Older children may notice how one child in their class is bullied or gossiped about They may be clued into the national news where injustice and unfair treatment of innocent people happens every day. You can use these situations to reinforce the reality that the justice and fairness they long for is a clue that they are spiritual beings. They are more than a body and a brain.
Have These Soul Stirring Conversations
You can learn to ask:
“I noticed that you had a strong reaction when someone was mistreated. You really want the world to be good and for people to be kind to each other. Where do you think that longing comes from?”
You can learn to say:
“I see that you are always surprised when people do not treat each other kindly. It’s such a good quality to be compassionate. You know, some people say that the big force shaping the world is chance, natural selection and survival of the fittest. But that’s not what your heart longs for. You long for the world to be good and people to be kind to each other. If we are just physical bodies and brains who are here by blind luck, I don’t think these longings make sense. Why do we care so much for the weak and less fortunate? I think these feelings actually show our soul in action. The world isn’t how it was meant to be and we long for it to be made right. I think your longing for justice is a clue that you are a spiritual being.”
Of course, that conversation can lead right up to the foot of the Cross as we explore the vastness of the gospel- that Jesus’ death on the cross not only made a way for us to be right with God but also for the whole world to be reset on a new course of heaven and earth coming together under Jesus who will provide ultimate justice.
In our next article we explore how stirring up our deep longing to be part of something bigger than ourselves can serve as a signpost to the truth that we are more than a body and a brain.

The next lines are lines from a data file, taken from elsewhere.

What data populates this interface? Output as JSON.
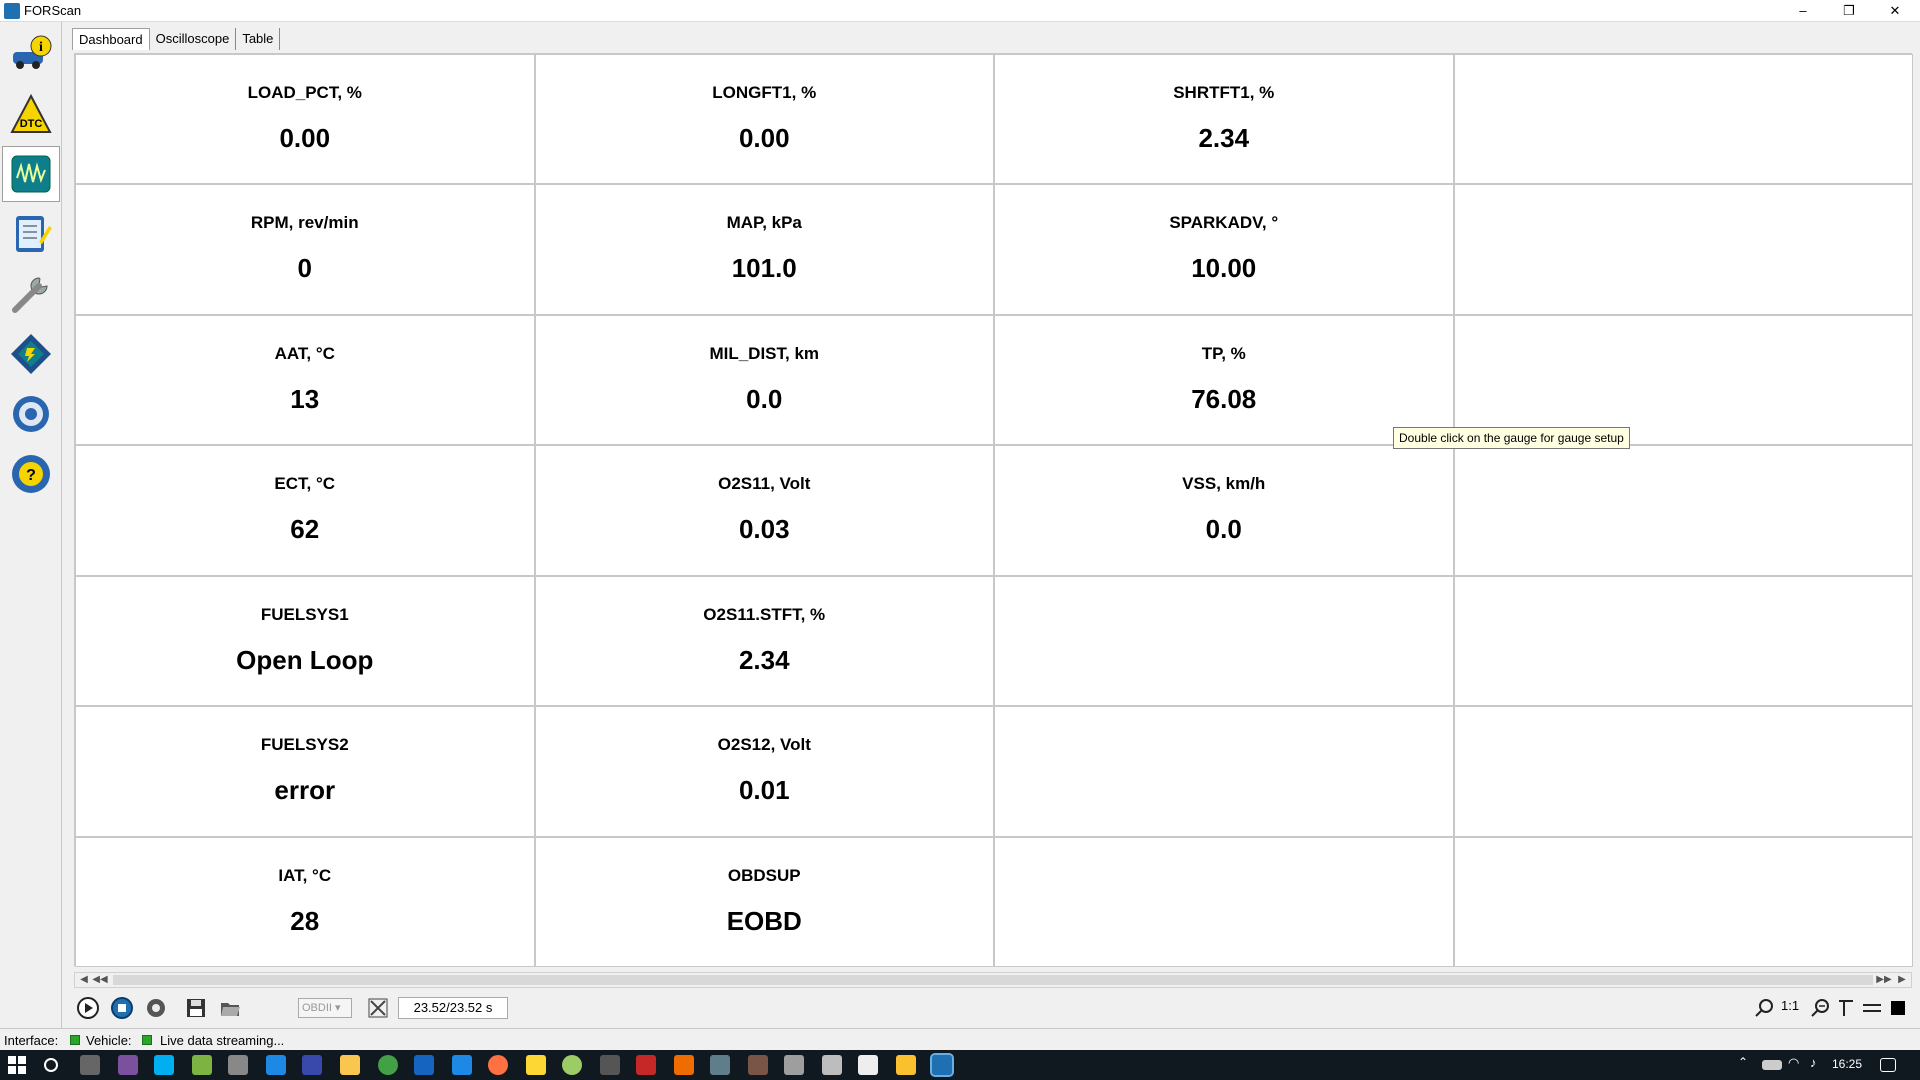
{
  "window": {
    "title": "FORScan",
    "minimize": "–",
    "maximize": "❐",
    "close": "✕"
  },
  "tabs": [
    {
      "label": "Dashboard"
    },
    {
      "label": "Oscilloscope"
    },
    {
      "label": "Table"
    }
  ],
  "sidebar": {
    "items": [
      {
        "icon": "vehicle-info-icon"
      },
      {
        "icon": "dtc-warning-icon"
      },
      {
        "icon": "oscilloscope-icon"
      },
      {
        "icon": "checklist-icon"
      },
      {
        "icon": "wrench-icon"
      },
      {
        "icon": "module-programming-icon"
      },
      {
        "icon": "settings-gear-icon"
      },
      {
        "icon": "help-icon"
      }
    ]
  },
  "gauges": [
    {
      "label": "LOAD_PCT, %",
      "value": "0.00"
    },
    {
      "label": "LONGFT1, %",
      "value": "0.00"
    },
    {
      "label": "SHRTFT1, %",
      "value": "2.34"
    },
    {
      "label": "RPM, rev/min",
      "value": "0"
    },
    {
      "label": "MAP, kPa",
      "value": "101.0"
    },
    {
      "label": "SPARKADV, °",
      "value": "10.00"
    },
    {
      "label": "AAT, °C",
      "value": "13"
    },
    {
      "label": "MIL_DIST, km",
      "value": "0.0"
    },
    {
      "label": "TP, %",
      "value": "76.08"
    },
    {
      "label": "ECT, °C",
      "value": "62"
    },
    {
      "label": "O2S11, Volt",
      "value": "0.03"
    },
    {
      "label": "VSS, km/h",
      "value": "0.0"
    },
    {
      "label": "FUELSYS1",
      "value": "Open Loop"
    },
    {
      "label": "O2S11.STFT, %",
      "value": "2.34"
    },
    {
      "label": "FUELSYS2",
      "value": "error"
    },
    {
      "label": "O2S12, Volt",
      "value": "0.01"
    },
    {
      "label": "IAT, °C",
      "value": "28"
    },
    {
      "label": "OBDSUP",
      "value": "EOBD"
    }
  ],
  "tooltip": "Double click on the gauge for gauge setup",
  "toolbar": {
    "obd_select": "OBDII",
    "time": "23.52/23.52 s",
    "zoom_ratio": "1:1"
  },
  "status": {
    "interface_label": "Interface:",
    "vehicle_label": "Vehicle:",
    "message": "Live data streaming..."
  },
  "taskbar": {
    "clock": "16:25"
  },
  "colors": {
    "led_green": "#2aa52a",
    "accent_blue": "#1f6fb3",
    "tooltip_bg": "#ffffe1"
  }
}
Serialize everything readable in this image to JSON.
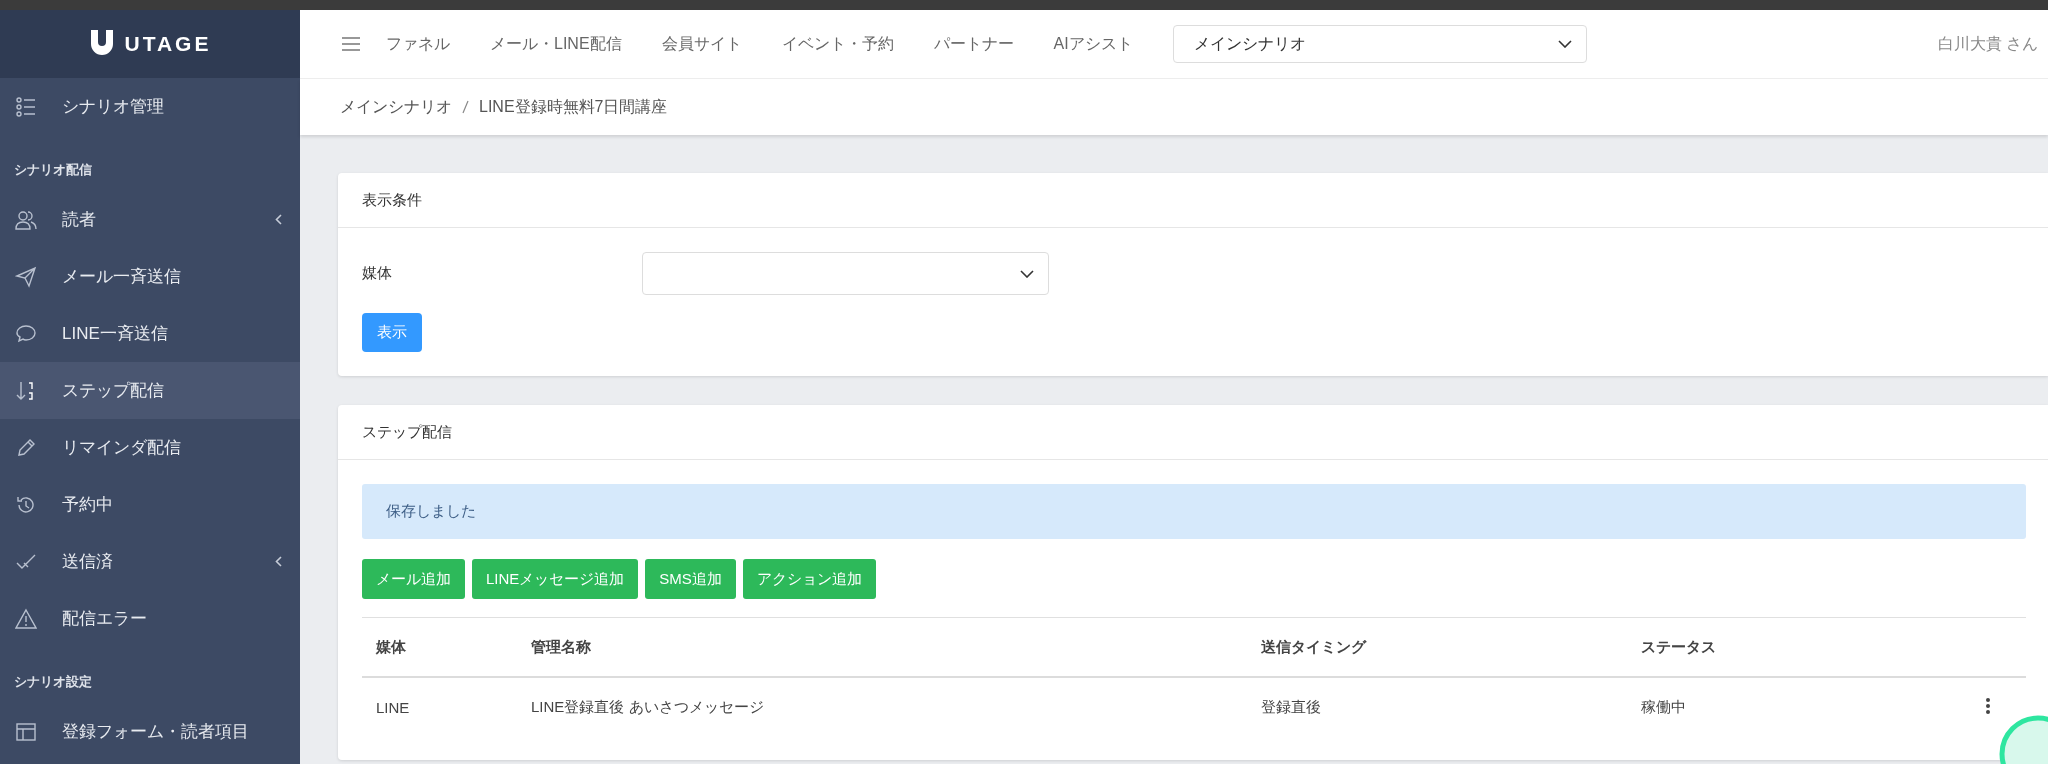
{
  "logo": "UTAGE",
  "sidebar": {
    "items": [
      {
        "kind": "item",
        "label": "シナリオ管理",
        "selected": false,
        "expandable": false
      },
      {
        "kind": "section",
        "label": "シナリオ配信"
      },
      {
        "kind": "item",
        "label": "読者",
        "selected": false,
        "expandable": true
      },
      {
        "kind": "item",
        "label": "メール一斉送信",
        "selected": false,
        "expandable": false
      },
      {
        "kind": "item",
        "label": "LINE一斉送信",
        "selected": false,
        "expandable": false
      },
      {
        "kind": "item",
        "label": "ステップ配信",
        "selected": true,
        "expandable": false
      },
      {
        "kind": "item",
        "label": "リマインダ配信",
        "selected": false,
        "expandable": false
      },
      {
        "kind": "item",
        "label": "予約中",
        "selected": false,
        "expandable": false
      },
      {
        "kind": "item",
        "label": "送信済",
        "selected": false,
        "expandable": true
      },
      {
        "kind": "item",
        "label": "配信エラー",
        "selected": false,
        "expandable": false
      },
      {
        "kind": "section",
        "label": "シナリオ設定"
      },
      {
        "kind": "item",
        "label": "登録フォーム・読者項目",
        "selected": false,
        "expandable": false
      }
    ]
  },
  "top_nav": {
    "items": [
      "ファネル",
      "メール・LINE配信",
      "会員サイト",
      "イベント・予約",
      "パートナー",
      "AIアシスト"
    ],
    "scenario_select": {
      "value": "メインシナリオ"
    },
    "user": "白川大貴 さん"
  },
  "breadcrumb": [
    "メインシナリオ",
    "LINE登録時無料7日間講座"
  ],
  "filter_panel": {
    "title": "表示条件",
    "field_label": "媒体",
    "button": "表示"
  },
  "step_panel": {
    "title": "ステップ配信",
    "alert": "保存しました",
    "buttons": [
      "メール追加",
      "LINEメッセージ追加",
      "SMS追加",
      "アクション追加"
    ],
    "table": {
      "columns": [
        "媒体",
        "管理名称",
        "送信タイミング",
        "ステータス"
      ],
      "rows": [
        {
          "cells": [
            "LINE",
            "LINE登録直後 あいさつメッセージ",
            "登録直後",
            "稼働中"
          ]
        }
      ]
    }
  }
}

Joy has been a youth worker for over 20 years. In addition to training Christian youth workers she regularly leads communication, digital media and fundraising projects for Start To Stir. Joy and Darin have two teenage daughters and a nutty ginger dog.